» **Description of the task**: When you copy the data, keep every word exactly as it is and leave the pictures out.
● ● ● ● ●
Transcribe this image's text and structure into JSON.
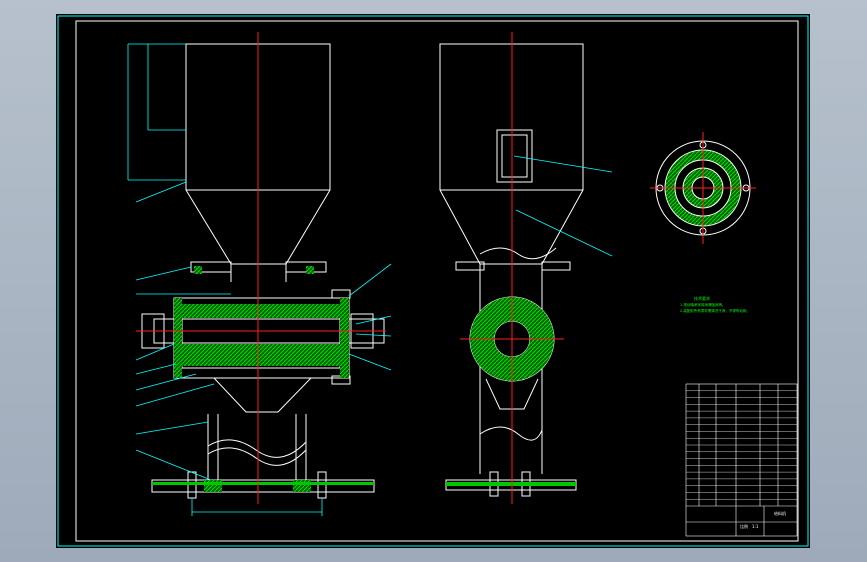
{
  "notes": {
    "heading": "技术要求",
    "lines": [
      "1.滚动轴承采用润滑脂润滑。",
      "2.装配前所有零件需清洗干净，不得有毛刺。"
    ]
  },
  "title_block": {
    "drawing_name": "给料机",
    "scale": "比例",
    "sheet": "1:1"
  },
  "parts_list_rows": 18,
  "colors": {
    "outline": "#ffffff",
    "centerline": "#ff2020",
    "leader": "#00ffff",
    "hatch": "#00c800",
    "border": "#ffffff",
    "dimension": "#00ffff"
  }
}
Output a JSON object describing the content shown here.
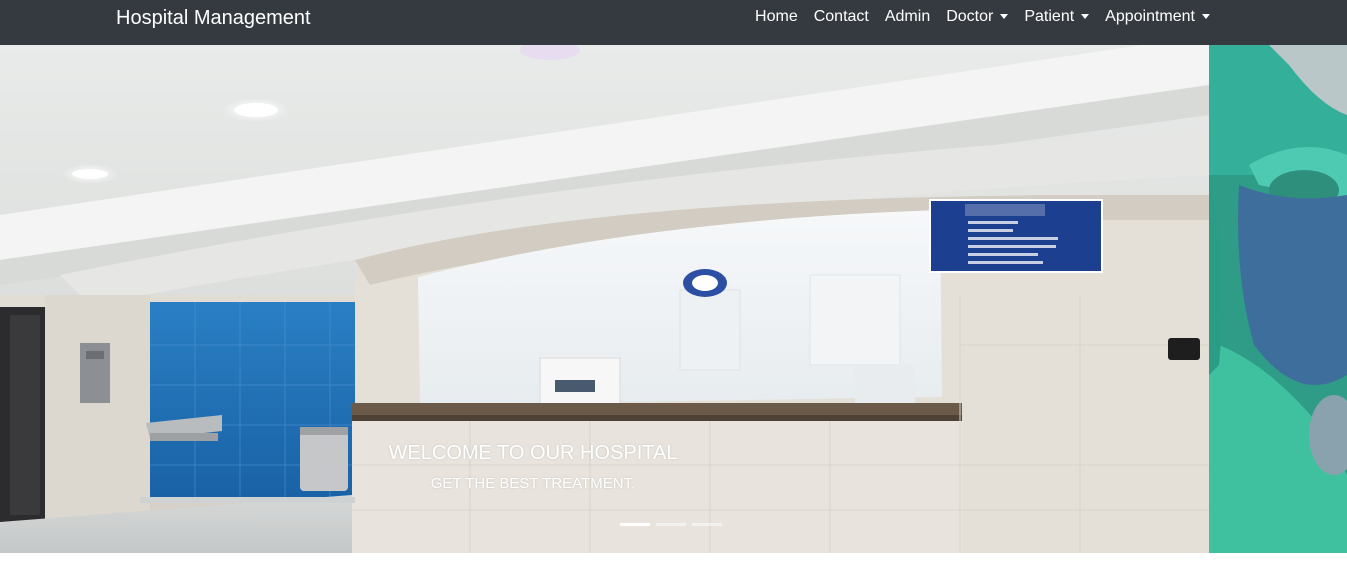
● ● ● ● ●
» **Worked solution**:
Transcribe this image's text and structure into JSON.
{
  "notes": {
    "heading": "技术要求",
    "lines": [
      "1.滚动轴承采用润滑脂润滑。",
      "2.装配前所有零件需清洗干净，不得有毛刺。"
    ]
  },
  "title_block": {
    "drawing_name": "给料机",
    "scale": "比例",
    "sheet": "1:1"
  },
  "parts_list_rows": 18,
  "colors": {
    "outline": "#ffffff",
    "centerline": "#ff2020",
    "leader": "#00ffff",
    "hatch": "#00c800",
    "border": "#ffffff",
    "dimension": "#00ffff"
  }
}
Output a JSON object describing the content shown here.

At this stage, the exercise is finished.